I enjoyed the first series of DAMAGES and knew I had to watch the second. Yes, I enjoyed this one too but there was something missing this time around. For a start, I'm not totally convinced that Rose Byrne has the ability to play the pivotal role of corporate femme fatale Ellen Parsons. Much of what happens in this series revolves around her one way or another, but she doesn't actually DO much, apart from put on those glassy eyes once every now and then. One minute super-smart Patty has Ellen sussed, the next she's underestimated her. And at the end of the day, Ellen is no match for Patty, even if that's not how things work out here. Then there's The Case - the big one being Patty's attempts to bring down UNR (a kind of Union Carbide, but in Virginia), who she reckons are responsible for poisoning the local populace with a chemical called Aracite. So Patty's planning a class-action suit on behalf of all the many plaintiffs, but we see relatively little of them (in order to personalise the story, win more audience empathy) and instead we get the more simplified focus of Patty vs UNR's arrogant CEO Walter Kendrick (played by John Doman, well-known for his role as a senior cop in THE WIRE). There are occasional appearances by Arthur Frobisher (played by Ted Danson) as a carry-over from the first series but ultimately he's little more than cosmetic dressing and not central to any of the main stories.

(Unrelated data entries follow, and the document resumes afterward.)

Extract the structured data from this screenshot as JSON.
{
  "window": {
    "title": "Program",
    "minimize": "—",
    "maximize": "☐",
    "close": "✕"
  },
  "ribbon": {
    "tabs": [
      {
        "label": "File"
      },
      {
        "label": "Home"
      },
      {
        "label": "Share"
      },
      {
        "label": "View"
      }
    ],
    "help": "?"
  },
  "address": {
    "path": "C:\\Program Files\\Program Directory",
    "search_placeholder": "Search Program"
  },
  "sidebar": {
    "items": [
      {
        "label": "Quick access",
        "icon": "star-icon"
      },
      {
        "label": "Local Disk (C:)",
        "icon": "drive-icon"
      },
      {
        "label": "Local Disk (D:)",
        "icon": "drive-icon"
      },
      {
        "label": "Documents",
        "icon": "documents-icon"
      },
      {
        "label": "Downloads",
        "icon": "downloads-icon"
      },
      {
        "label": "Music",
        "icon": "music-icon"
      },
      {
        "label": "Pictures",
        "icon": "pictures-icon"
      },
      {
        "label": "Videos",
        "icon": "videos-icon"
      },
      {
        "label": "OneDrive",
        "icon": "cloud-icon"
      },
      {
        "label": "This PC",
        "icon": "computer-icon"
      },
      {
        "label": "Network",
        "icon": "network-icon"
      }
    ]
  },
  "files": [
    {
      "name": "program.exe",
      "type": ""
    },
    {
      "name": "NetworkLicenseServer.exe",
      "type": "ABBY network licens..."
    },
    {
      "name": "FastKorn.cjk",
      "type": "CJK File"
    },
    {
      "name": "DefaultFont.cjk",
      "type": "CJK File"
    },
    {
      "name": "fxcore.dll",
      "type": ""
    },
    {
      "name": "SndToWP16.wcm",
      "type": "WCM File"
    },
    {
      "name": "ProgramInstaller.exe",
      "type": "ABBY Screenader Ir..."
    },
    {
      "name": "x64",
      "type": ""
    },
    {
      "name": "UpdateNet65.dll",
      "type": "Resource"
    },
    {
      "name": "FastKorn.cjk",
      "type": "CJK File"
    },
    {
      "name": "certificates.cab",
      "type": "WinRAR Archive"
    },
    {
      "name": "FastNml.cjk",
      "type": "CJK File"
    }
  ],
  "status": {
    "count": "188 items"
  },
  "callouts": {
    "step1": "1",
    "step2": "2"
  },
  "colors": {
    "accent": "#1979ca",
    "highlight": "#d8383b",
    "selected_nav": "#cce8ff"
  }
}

The central theme within Hewes & Associates is that Ellen is collaborating with the FBI because she has a personal vendetta hanging over from series one - that Patty arranged to have her killed. This was strained as a concept stretching 13 episodes and although it had some twists and turns, there wasn't enough meat on its bones, partly because Rose Byrne, excellent actress though she is, seemed slightly out of her depth up against ruthless, stone-hearted Patty Hewes. Meanwhile Walter Kendrick in this role lacked the anti-hero likeability of Ted Danson from the first series, while key figure William Hurt (as Daniel Purcell) was consistently a nuisance, for being (imho) miscast.
But I liked it. And that's because Glenn Close carries it. She is quite perfectly cast and she has made Damages what it is and as good as it is. She is magnetic in every scene and has the star-quality to be so. She makes some of the peripheral characters - not least new partner Tom Shayes - appear weak and breakable, and I would have thought that such a ball-breaker as Patty Hewes wouldn't have chosen such partners in real life.
One of the surprise newcomers who made a good impression on me was Timothy Olyphant (as Wes Krulik), Ellen's new lover and I liked the uncertainty he portrayed as to which way he would ultimately swing - and we didn't find out until the very last minute.
The script is generally tight and economical, full of intelligent touches and with some interesting spin-off threads such as Patty's relationships with her husband and son. I don't think Series 2 has done any harm to the product's brand image and I will be one of millions eager to see where things carry on in the third series. I also appreciated the high-definition broadcast, which made for an enhanced viewing experience.